It’s no secret that most US adults have poor cardiovascular health. Yet, what astonished researchers the most was that US kids aren’t faring any better!
According to the latest data from the American Heart Association (AHA), fewer than 30% of children (ages 2–19) got passing grades for their cardiovascular health. Worse yet, the scores got lower with age.
Out of the 9,900 kids tested, 33% of 6- to 11-year-olds scored well on the test, as did 56% of youngsters between the ages of 2 and 5, yet merely 14% of teenagers (12–19) showed satisfactory results.
Moreover, out of the surveyed 23,400 people (across all ages), more than two-thirds scored low on AHA’s new cardiovascular-health assessment tool — Life’s Essential 8.
This system evaluates heart health by accounting for risk factors in eight categories, including diet, physical activity, body mass index (BMI), and body fat percentage.
Participants were also rated for their sleep time, nicotine exposure, and blood parameters, including sugar, cholesterol levels, and blood pressure.
Researchers compared all the mentioned criteria with five-year data (2013–2018) obtained from the National Health and Nutrition Survey. And like adults, the weakest link regarding children’s heart care was — you guessed it — poor diet.
But that’s just the tip of the iceberg!
Statistics show that 1 in 3 American children is physically inactive while pediatricians recommend at least one hour of physical activity per day.
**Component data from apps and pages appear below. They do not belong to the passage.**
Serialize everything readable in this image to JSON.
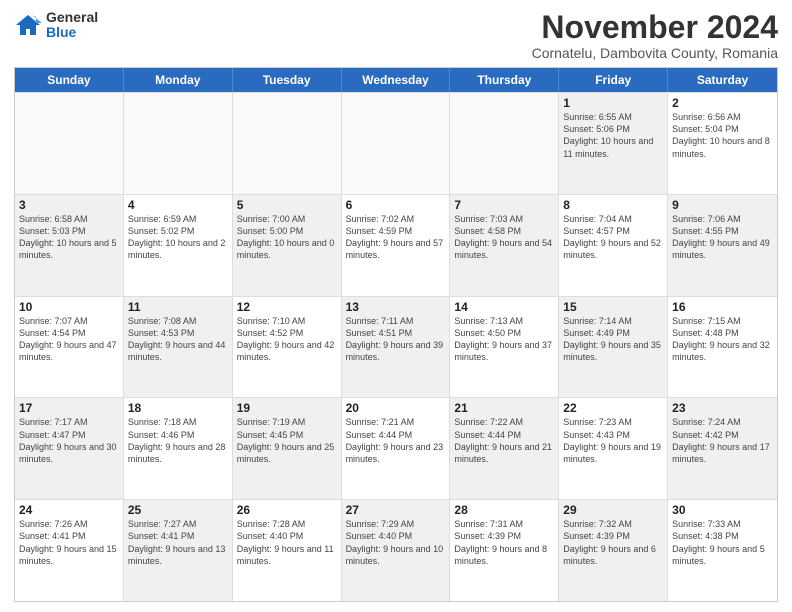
{
  "logo": {
    "general": "General",
    "blue": "Blue"
  },
  "title": "November 2024",
  "subtitle": "Cornatelu, Dambovita County, Romania",
  "headers": [
    "Sunday",
    "Monday",
    "Tuesday",
    "Wednesday",
    "Thursday",
    "Friday",
    "Saturday"
  ],
  "rows": [
    [
      {
        "day": "",
        "text": "",
        "empty": true
      },
      {
        "day": "",
        "text": "",
        "empty": true
      },
      {
        "day": "",
        "text": "",
        "empty": true
      },
      {
        "day": "",
        "text": "",
        "empty": true
      },
      {
        "day": "",
        "text": "",
        "empty": true
      },
      {
        "day": "1",
        "text": "Sunrise: 6:55 AM\nSunset: 5:06 PM\nDaylight: 10 hours and 11 minutes.",
        "empty": false,
        "shaded": true
      },
      {
        "day": "2",
        "text": "Sunrise: 6:56 AM\nSunset: 5:04 PM\nDaylight: 10 hours and 8 minutes.",
        "empty": false,
        "shaded": false
      }
    ],
    [
      {
        "day": "3",
        "text": "Sunrise: 6:58 AM\nSunset: 5:03 PM\nDaylight: 10 hours and 5 minutes.",
        "empty": false,
        "shaded": true
      },
      {
        "day": "4",
        "text": "Sunrise: 6:59 AM\nSunset: 5:02 PM\nDaylight: 10 hours and 2 minutes.",
        "empty": false,
        "shaded": false
      },
      {
        "day": "5",
        "text": "Sunrise: 7:00 AM\nSunset: 5:00 PM\nDaylight: 10 hours and 0 minutes.",
        "empty": false,
        "shaded": true
      },
      {
        "day": "6",
        "text": "Sunrise: 7:02 AM\nSunset: 4:59 PM\nDaylight: 9 hours and 57 minutes.",
        "empty": false,
        "shaded": false
      },
      {
        "day": "7",
        "text": "Sunrise: 7:03 AM\nSunset: 4:58 PM\nDaylight: 9 hours and 54 minutes.",
        "empty": false,
        "shaded": true
      },
      {
        "day": "8",
        "text": "Sunrise: 7:04 AM\nSunset: 4:57 PM\nDaylight: 9 hours and 52 minutes.",
        "empty": false,
        "shaded": false
      },
      {
        "day": "9",
        "text": "Sunrise: 7:06 AM\nSunset: 4:55 PM\nDaylight: 9 hours and 49 minutes.",
        "empty": false,
        "shaded": true
      }
    ],
    [
      {
        "day": "10",
        "text": "Sunrise: 7:07 AM\nSunset: 4:54 PM\nDaylight: 9 hours and 47 minutes.",
        "empty": false,
        "shaded": false
      },
      {
        "day": "11",
        "text": "Sunrise: 7:08 AM\nSunset: 4:53 PM\nDaylight: 9 hours and 44 minutes.",
        "empty": false,
        "shaded": true
      },
      {
        "day": "12",
        "text": "Sunrise: 7:10 AM\nSunset: 4:52 PM\nDaylight: 9 hours and 42 minutes.",
        "empty": false,
        "shaded": false
      },
      {
        "day": "13",
        "text": "Sunrise: 7:11 AM\nSunset: 4:51 PM\nDaylight: 9 hours and 39 minutes.",
        "empty": false,
        "shaded": true
      },
      {
        "day": "14",
        "text": "Sunrise: 7:13 AM\nSunset: 4:50 PM\nDaylight: 9 hours and 37 minutes.",
        "empty": false,
        "shaded": false
      },
      {
        "day": "15",
        "text": "Sunrise: 7:14 AM\nSunset: 4:49 PM\nDaylight: 9 hours and 35 minutes.",
        "empty": false,
        "shaded": true
      },
      {
        "day": "16",
        "text": "Sunrise: 7:15 AM\nSunset: 4:48 PM\nDaylight: 9 hours and 32 minutes.",
        "empty": false,
        "shaded": false
      }
    ],
    [
      {
        "day": "17",
        "text": "Sunrise: 7:17 AM\nSunset: 4:47 PM\nDaylight: 9 hours and 30 minutes.",
        "empty": false,
        "shaded": true
      },
      {
        "day": "18",
        "text": "Sunrise: 7:18 AM\nSunset: 4:46 PM\nDaylight: 9 hours and 28 minutes.",
        "empty": false,
        "shaded": false
      },
      {
        "day": "19",
        "text": "Sunrise: 7:19 AM\nSunset: 4:45 PM\nDaylight: 9 hours and 25 minutes.",
        "empty": false,
        "shaded": true
      },
      {
        "day": "20",
        "text": "Sunrise: 7:21 AM\nSunset: 4:44 PM\nDaylight: 9 hours and 23 minutes.",
        "empty": false,
        "shaded": false
      },
      {
        "day": "21",
        "text": "Sunrise: 7:22 AM\nSunset: 4:44 PM\nDaylight: 9 hours and 21 minutes.",
        "empty": false,
        "shaded": true
      },
      {
        "day": "22",
        "text": "Sunrise: 7:23 AM\nSunset: 4:43 PM\nDaylight: 9 hours and 19 minutes.",
        "empty": false,
        "shaded": false
      },
      {
        "day": "23",
        "text": "Sunrise: 7:24 AM\nSunset: 4:42 PM\nDaylight: 9 hours and 17 minutes.",
        "empty": false,
        "shaded": true
      }
    ],
    [
      {
        "day": "24",
        "text": "Sunrise: 7:26 AM\nSunset: 4:41 PM\nDaylight: 9 hours and 15 minutes.",
        "empty": false,
        "shaded": false
      },
      {
        "day": "25",
        "text": "Sunrise: 7:27 AM\nSunset: 4:41 PM\nDaylight: 9 hours and 13 minutes.",
        "empty": false,
        "shaded": true
      },
      {
        "day": "26",
        "text": "Sunrise: 7:28 AM\nSunset: 4:40 PM\nDaylight: 9 hours and 11 minutes.",
        "empty": false,
        "shaded": false
      },
      {
        "day": "27",
        "text": "Sunrise: 7:29 AM\nSunset: 4:40 PM\nDaylight: 9 hours and 10 minutes.",
        "empty": false,
        "shaded": true
      },
      {
        "day": "28",
        "text": "Sunrise: 7:31 AM\nSunset: 4:39 PM\nDaylight: 9 hours and 8 minutes.",
        "empty": false,
        "shaded": false
      },
      {
        "day": "29",
        "text": "Sunrise: 7:32 AM\nSunset: 4:39 PM\nDaylight: 9 hours and 6 minutes.",
        "empty": false,
        "shaded": true
      },
      {
        "day": "30",
        "text": "Sunrise: 7:33 AM\nSunset: 4:38 PM\nDaylight: 9 hours and 5 minutes.",
        "empty": false,
        "shaded": false
      }
    ]
  ]
}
Cardiovascular issues are the leading cause of health complications (and fatalities) both in America and worldwide. Still, most people don’t realize that it all starts much sooner than we think — namely, in childhood.